» Brief: Make an exact copy of the records below, excluding images.

───

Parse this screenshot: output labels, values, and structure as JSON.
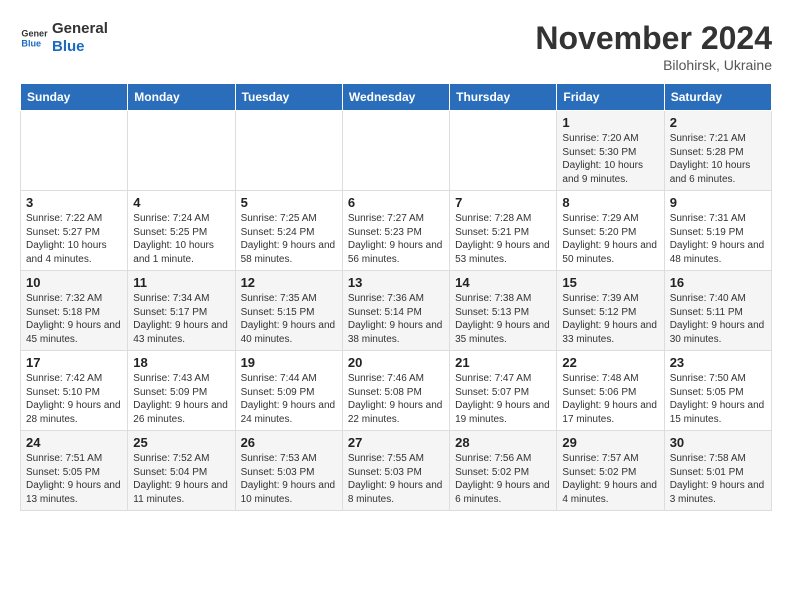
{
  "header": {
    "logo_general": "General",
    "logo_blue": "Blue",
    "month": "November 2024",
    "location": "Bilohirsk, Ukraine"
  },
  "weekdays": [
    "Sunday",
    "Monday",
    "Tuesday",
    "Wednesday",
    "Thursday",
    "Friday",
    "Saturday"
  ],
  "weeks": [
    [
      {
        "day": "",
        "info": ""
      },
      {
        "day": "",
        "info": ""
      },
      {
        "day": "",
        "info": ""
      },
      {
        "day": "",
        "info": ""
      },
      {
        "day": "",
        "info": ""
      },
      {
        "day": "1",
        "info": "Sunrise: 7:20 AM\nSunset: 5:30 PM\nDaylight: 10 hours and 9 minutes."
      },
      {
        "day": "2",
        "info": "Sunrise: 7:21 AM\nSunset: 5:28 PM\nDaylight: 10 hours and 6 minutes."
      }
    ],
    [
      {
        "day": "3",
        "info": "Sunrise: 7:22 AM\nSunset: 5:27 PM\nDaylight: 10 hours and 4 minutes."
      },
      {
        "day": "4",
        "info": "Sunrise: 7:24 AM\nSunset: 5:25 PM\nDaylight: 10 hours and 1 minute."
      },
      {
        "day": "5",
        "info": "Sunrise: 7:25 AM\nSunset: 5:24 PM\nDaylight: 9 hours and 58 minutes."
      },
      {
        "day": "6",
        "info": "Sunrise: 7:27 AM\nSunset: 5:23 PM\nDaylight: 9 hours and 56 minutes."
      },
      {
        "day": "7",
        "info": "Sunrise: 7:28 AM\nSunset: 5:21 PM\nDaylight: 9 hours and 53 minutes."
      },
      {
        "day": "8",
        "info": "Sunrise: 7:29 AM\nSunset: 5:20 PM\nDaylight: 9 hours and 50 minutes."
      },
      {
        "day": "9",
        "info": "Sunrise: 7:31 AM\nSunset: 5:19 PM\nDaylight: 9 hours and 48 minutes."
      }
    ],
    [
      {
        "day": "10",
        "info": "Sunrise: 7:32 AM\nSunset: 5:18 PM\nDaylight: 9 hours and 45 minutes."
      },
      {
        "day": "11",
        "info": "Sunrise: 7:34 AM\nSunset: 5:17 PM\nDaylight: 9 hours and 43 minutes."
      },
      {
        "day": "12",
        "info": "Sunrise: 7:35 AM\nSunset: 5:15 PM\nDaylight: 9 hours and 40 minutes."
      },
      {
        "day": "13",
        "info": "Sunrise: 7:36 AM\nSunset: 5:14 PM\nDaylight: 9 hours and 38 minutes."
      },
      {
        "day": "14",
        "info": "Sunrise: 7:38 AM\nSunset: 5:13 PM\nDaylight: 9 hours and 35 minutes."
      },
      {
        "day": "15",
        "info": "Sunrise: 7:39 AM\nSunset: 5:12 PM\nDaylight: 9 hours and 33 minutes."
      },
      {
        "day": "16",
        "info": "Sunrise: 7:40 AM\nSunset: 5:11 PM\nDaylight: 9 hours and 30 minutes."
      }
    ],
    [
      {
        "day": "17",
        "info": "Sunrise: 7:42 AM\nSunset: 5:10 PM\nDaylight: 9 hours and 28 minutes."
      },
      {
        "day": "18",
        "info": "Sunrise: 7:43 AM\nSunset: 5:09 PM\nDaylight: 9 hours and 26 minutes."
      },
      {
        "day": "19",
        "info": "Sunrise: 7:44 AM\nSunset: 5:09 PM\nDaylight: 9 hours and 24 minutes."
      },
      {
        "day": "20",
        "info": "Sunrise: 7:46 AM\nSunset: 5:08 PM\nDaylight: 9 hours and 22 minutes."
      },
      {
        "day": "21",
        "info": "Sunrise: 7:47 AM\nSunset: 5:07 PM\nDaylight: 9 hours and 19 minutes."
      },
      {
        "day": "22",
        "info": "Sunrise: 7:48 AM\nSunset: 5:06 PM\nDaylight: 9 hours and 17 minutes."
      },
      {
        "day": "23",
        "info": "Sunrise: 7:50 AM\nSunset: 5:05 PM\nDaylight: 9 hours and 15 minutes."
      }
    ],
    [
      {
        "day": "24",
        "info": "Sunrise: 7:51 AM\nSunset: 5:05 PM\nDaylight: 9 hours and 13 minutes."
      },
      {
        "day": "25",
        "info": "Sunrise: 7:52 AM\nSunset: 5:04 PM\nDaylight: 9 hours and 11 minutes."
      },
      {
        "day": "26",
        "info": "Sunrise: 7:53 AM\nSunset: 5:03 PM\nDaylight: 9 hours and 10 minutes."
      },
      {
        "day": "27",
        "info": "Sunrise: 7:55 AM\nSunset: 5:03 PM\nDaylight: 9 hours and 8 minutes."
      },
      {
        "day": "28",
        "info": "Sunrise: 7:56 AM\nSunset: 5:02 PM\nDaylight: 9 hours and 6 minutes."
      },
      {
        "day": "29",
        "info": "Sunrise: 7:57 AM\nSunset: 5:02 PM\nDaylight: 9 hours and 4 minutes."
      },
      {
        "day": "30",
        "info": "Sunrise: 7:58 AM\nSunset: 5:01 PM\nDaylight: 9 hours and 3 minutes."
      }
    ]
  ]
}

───

» Response to the task:
Parse this screenshot: output labels, values, and structure as JSON.
{
  "header": {
    "logo_general": "General",
    "logo_blue": "Blue",
    "month": "November 2024",
    "location": "Bilohirsk, Ukraine"
  },
  "weekdays": [
    "Sunday",
    "Monday",
    "Tuesday",
    "Wednesday",
    "Thursday",
    "Friday",
    "Saturday"
  ],
  "weeks": [
    [
      {
        "day": "",
        "info": ""
      },
      {
        "day": "",
        "info": ""
      },
      {
        "day": "",
        "info": ""
      },
      {
        "day": "",
        "info": ""
      },
      {
        "day": "",
        "info": ""
      },
      {
        "day": "1",
        "info": "Sunrise: 7:20 AM\nSunset: 5:30 PM\nDaylight: 10 hours and 9 minutes."
      },
      {
        "day": "2",
        "info": "Sunrise: 7:21 AM\nSunset: 5:28 PM\nDaylight: 10 hours and 6 minutes."
      }
    ],
    [
      {
        "day": "3",
        "info": "Sunrise: 7:22 AM\nSunset: 5:27 PM\nDaylight: 10 hours and 4 minutes."
      },
      {
        "day": "4",
        "info": "Sunrise: 7:24 AM\nSunset: 5:25 PM\nDaylight: 10 hours and 1 minute."
      },
      {
        "day": "5",
        "info": "Sunrise: 7:25 AM\nSunset: 5:24 PM\nDaylight: 9 hours and 58 minutes."
      },
      {
        "day": "6",
        "info": "Sunrise: 7:27 AM\nSunset: 5:23 PM\nDaylight: 9 hours and 56 minutes."
      },
      {
        "day": "7",
        "info": "Sunrise: 7:28 AM\nSunset: 5:21 PM\nDaylight: 9 hours and 53 minutes."
      },
      {
        "day": "8",
        "info": "Sunrise: 7:29 AM\nSunset: 5:20 PM\nDaylight: 9 hours and 50 minutes."
      },
      {
        "day": "9",
        "info": "Sunrise: 7:31 AM\nSunset: 5:19 PM\nDaylight: 9 hours and 48 minutes."
      }
    ],
    [
      {
        "day": "10",
        "info": "Sunrise: 7:32 AM\nSunset: 5:18 PM\nDaylight: 9 hours and 45 minutes."
      },
      {
        "day": "11",
        "info": "Sunrise: 7:34 AM\nSunset: 5:17 PM\nDaylight: 9 hours and 43 minutes."
      },
      {
        "day": "12",
        "info": "Sunrise: 7:35 AM\nSunset: 5:15 PM\nDaylight: 9 hours and 40 minutes."
      },
      {
        "day": "13",
        "info": "Sunrise: 7:36 AM\nSunset: 5:14 PM\nDaylight: 9 hours and 38 minutes."
      },
      {
        "day": "14",
        "info": "Sunrise: 7:38 AM\nSunset: 5:13 PM\nDaylight: 9 hours and 35 minutes."
      },
      {
        "day": "15",
        "info": "Sunrise: 7:39 AM\nSunset: 5:12 PM\nDaylight: 9 hours and 33 minutes."
      },
      {
        "day": "16",
        "info": "Sunrise: 7:40 AM\nSunset: 5:11 PM\nDaylight: 9 hours and 30 minutes."
      }
    ],
    [
      {
        "day": "17",
        "info": "Sunrise: 7:42 AM\nSunset: 5:10 PM\nDaylight: 9 hours and 28 minutes."
      },
      {
        "day": "18",
        "info": "Sunrise: 7:43 AM\nSunset: 5:09 PM\nDaylight: 9 hours and 26 minutes."
      },
      {
        "day": "19",
        "info": "Sunrise: 7:44 AM\nSunset: 5:09 PM\nDaylight: 9 hours and 24 minutes."
      },
      {
        "day": "20",
        "info": "Sunrise: 7:46 AM\nSunset: 5:08 PM\nDaylight: 9 hours and 22 minutes."
      },
      {
        "day": "21",
        "info": "Sunrise: 7:47 AM\nSunset: 5:07 PM\nDaylight: 9 hours and 19 minutes."
      },
      {
        "day": "22",
        "info": "Sunrise: 7:48 AM\nSunset: 5:06 PM\nDaylight: 9 hours and 17 minutes."
      },
      {
        "day": "23",
        "info": "Sunrise: 7:50 AM\nSunset: 5:05 PM\nDaylight: 9 hours and 15 minutes."
      }
    ],
    [
      {
        "day": "24",
        "info": "Sunrise: 7:51 AM\nSunset: 5:05 PM\nDaylight: 9 hours and 13 minutes."
      },
      {
        "day": "25",
        "info": "Sunrise: 7:52 AM\nSunset: 5:04 PM\nDaylight: 9 hours and 11 minutes."
      },
      {
        "day": "26",
        "info": "Sunrise: 7:53 AM\nSunset: 5:03 PM\nDaylight: 9 hours and 10 minutes."
      },
      {
        "day": "27",
        "info": "Sunrise: 7:55 AM\nSunset: 5:03 PM\nDaylight: 9 hours and 8 minutes."
      },
      {
        "day": "28",
        "info": "Sunrise: 7:56 AM\nSunset: 5:02 PM\nDaylight: 9 hours and 6 minutes."
      },
      {
        "day": "29",
        "info": "Sunrise: 7:57 AM\nSunset: 5:02 PM\nDaylight: 9 hours and 4 minutes."
      },
      {
        "day": "30",
        "info": "Sunrise: 7:58 AM\nSunset: 5:01 PM\nDaylight: 9 hours and 3 minutes."
      }
    ]
  ]
}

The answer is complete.